Any business operating in the 21st century has to make sure it’s aware of the cyber security risks that are posed, whether it’s a hacker determined to take down your organisation or an insider threat that needs to be addressed.
Where hackers are concerned, when you hear about a site being brought down this will usually mean that it has been affected by a distributed denial of service (DDoS) attack – which in essence means that cyber criminals have tried to make a computer system or website unavailable by flooding it with too much traffic.
These kinds of attacks specifically target websites and online services, with the intention being to hit them with so much traffic that the network or server can’t cope, making the service or website inoperable.
The traffic can be anything from requests for connections to incoming messages and you may well find that the hackers also threaten you with extortion and say a more severe attack will take place unless a ransom is paid by the business in question.
Symptoms of a distributed denial of service (DDoS) attack include slow access to files, internet disconnection, being unable to access a certain site over a long period of time, a lot of spam emails and difficulties accessing all websites.
While it’s great that there are clear signs that an attack may be taking place, the problem with identifying the situation is that these symptoms are like a lot of other issues you might have with your computer anyway – so it can be hard to tell what’s actually going on.
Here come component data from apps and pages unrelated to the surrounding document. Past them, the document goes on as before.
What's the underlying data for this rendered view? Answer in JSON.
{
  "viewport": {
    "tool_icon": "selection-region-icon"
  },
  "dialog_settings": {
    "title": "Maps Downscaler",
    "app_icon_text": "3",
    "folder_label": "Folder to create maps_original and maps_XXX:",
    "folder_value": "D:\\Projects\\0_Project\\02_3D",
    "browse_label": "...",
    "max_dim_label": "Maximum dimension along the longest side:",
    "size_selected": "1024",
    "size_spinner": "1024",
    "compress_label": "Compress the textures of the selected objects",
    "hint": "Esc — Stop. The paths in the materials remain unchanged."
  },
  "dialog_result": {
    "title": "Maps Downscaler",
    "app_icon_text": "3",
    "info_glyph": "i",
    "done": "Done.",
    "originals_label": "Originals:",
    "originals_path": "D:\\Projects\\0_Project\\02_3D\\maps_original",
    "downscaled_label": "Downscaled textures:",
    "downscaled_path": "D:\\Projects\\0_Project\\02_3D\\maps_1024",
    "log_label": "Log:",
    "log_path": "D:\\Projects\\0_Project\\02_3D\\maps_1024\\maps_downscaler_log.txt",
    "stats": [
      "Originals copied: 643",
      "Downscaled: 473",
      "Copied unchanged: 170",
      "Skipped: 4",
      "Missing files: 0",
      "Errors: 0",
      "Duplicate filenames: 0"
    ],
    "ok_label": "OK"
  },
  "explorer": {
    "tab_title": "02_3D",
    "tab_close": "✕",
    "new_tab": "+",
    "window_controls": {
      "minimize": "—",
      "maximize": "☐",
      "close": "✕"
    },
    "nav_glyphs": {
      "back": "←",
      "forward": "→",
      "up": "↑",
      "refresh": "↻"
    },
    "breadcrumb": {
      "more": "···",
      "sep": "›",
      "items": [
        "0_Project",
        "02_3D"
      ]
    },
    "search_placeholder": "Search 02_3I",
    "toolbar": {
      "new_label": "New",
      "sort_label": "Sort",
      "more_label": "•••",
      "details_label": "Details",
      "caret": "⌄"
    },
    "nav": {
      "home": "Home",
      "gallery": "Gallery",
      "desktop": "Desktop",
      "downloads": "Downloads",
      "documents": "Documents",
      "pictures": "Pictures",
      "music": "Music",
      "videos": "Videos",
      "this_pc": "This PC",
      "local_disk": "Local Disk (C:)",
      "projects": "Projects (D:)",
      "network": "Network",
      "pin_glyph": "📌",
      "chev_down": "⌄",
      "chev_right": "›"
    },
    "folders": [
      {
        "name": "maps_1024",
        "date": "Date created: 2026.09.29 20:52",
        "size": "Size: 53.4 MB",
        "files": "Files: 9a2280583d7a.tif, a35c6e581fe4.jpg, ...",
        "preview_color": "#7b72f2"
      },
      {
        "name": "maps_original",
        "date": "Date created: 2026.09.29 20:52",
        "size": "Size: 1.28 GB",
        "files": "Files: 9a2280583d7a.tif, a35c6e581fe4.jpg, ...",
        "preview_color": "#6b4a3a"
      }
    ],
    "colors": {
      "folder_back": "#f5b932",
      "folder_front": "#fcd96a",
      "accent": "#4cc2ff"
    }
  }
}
The good news, however, is that you can protect your business from an attack and you would be wise to carry out a risk assessment so you can find out where you’re vulnerable and work out what action needs to be taken first.
Remember that the earlier an attack is identified, the easier it will be for you to keep it contained. Make use of the technology at your disposal so you can recognise the differences between an attack and actual spikes in network traffic.
The different types of DDoS attack
These exploit vulnerabilities in the TCP connection sequence. The targeted server will receive a request but the transaction is never completed, which leaves the connected port occupied and unable to process requests. The hacker will then send more requests to overwhelm the ports and shut down the server.
These are the most common form of attack, using a botnet to flood the server or network with what seems like legitimate traffic. This overwhelms the network and stops the server being able to process the incoming traffic.
This is where a hacker exploits weaknesses in the datagram fragmentation process. These attacks send in false data packets that can’t be reassembled and as a result, the server is overwhelmed.
Application layer attacks
You might also hear these referred to as Layer 7 attacks. They’re quite a slow burner so you might not immediately notice that there’s an issue as it’s possible that they may first appear as a legitimate request – until, of course, it’s too late. Such attacks are generally aimed at where servers generate web pages and respond to http requests.
What makes these attacks a hacker favourite is the fact that they’re cheap to run and they’re harder for organisations to spot than other types of attack.
So what can businesses do?
Being familiar with DDoS attacks and knowing what you need to do and how to react if you are targeted in this way is the key to ensuring that your business survives. It’s particularly important for companies that run their own servers to be able to spot when an attack is taking place because the sooner you can identify this, the sooner you’re able to spot it.
Your first step in this regard is to make sure that you have an accurate idea of what your usual website traffic is like, so you can spot a spike. But you also need to be able to tell the difference between a spike in actual visitors to your site and the launch of an attack.
If you don’t host your own servers, then you need to call your hosting company or internet service provider if you suspect you are under attack.
You can help to protect yourself against DDoS attacks if you locate your servers in a hosting centre than by running them yourself, since data centres will probably have higher bandwidth links and better routers – and it’s likely that they’re more experienced in dealing with cyber criminals.
It would also be a good idea to have proper protocol and guidance in place so that your team knows exactly what they need to do if they do ever find themselves under attack. Make sure you provide detailed steps so you know you’re responding appropriately and can help minimise the impact of the incident.
Setting up a response team would also be a good idea, with responsibilities set out for key members of the team to make sure that you have an organised response plan in place. Also make sure that you have the contact details of all those who need to be informed about the attack close to hand.
You can also outsource DDoS prevention to cloud service providers, which could prove particularly beneficial. If you’d like to find out more about any of the above, get in touch with London IT cloud services company Stellarise to see how we can help make your business more secure today.